## Task inputs
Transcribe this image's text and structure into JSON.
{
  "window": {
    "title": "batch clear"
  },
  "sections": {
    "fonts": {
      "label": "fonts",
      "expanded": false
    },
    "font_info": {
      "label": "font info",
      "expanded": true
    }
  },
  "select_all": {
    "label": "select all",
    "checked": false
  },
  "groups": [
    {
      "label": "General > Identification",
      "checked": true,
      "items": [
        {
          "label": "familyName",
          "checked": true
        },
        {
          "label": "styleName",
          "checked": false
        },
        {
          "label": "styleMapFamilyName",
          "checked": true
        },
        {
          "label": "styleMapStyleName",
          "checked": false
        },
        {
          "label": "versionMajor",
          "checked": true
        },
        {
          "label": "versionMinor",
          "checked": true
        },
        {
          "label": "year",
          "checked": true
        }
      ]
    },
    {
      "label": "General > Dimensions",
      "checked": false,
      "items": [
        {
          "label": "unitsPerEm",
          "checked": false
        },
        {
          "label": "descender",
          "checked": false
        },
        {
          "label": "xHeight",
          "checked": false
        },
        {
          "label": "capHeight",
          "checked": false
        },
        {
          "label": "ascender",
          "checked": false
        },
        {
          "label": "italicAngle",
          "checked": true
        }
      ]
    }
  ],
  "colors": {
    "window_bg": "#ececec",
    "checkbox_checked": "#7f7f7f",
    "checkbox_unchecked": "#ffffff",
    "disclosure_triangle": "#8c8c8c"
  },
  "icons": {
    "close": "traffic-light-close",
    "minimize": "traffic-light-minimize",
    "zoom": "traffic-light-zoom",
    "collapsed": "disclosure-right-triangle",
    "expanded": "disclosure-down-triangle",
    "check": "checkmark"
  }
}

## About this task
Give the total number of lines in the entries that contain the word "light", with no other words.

## Task output
3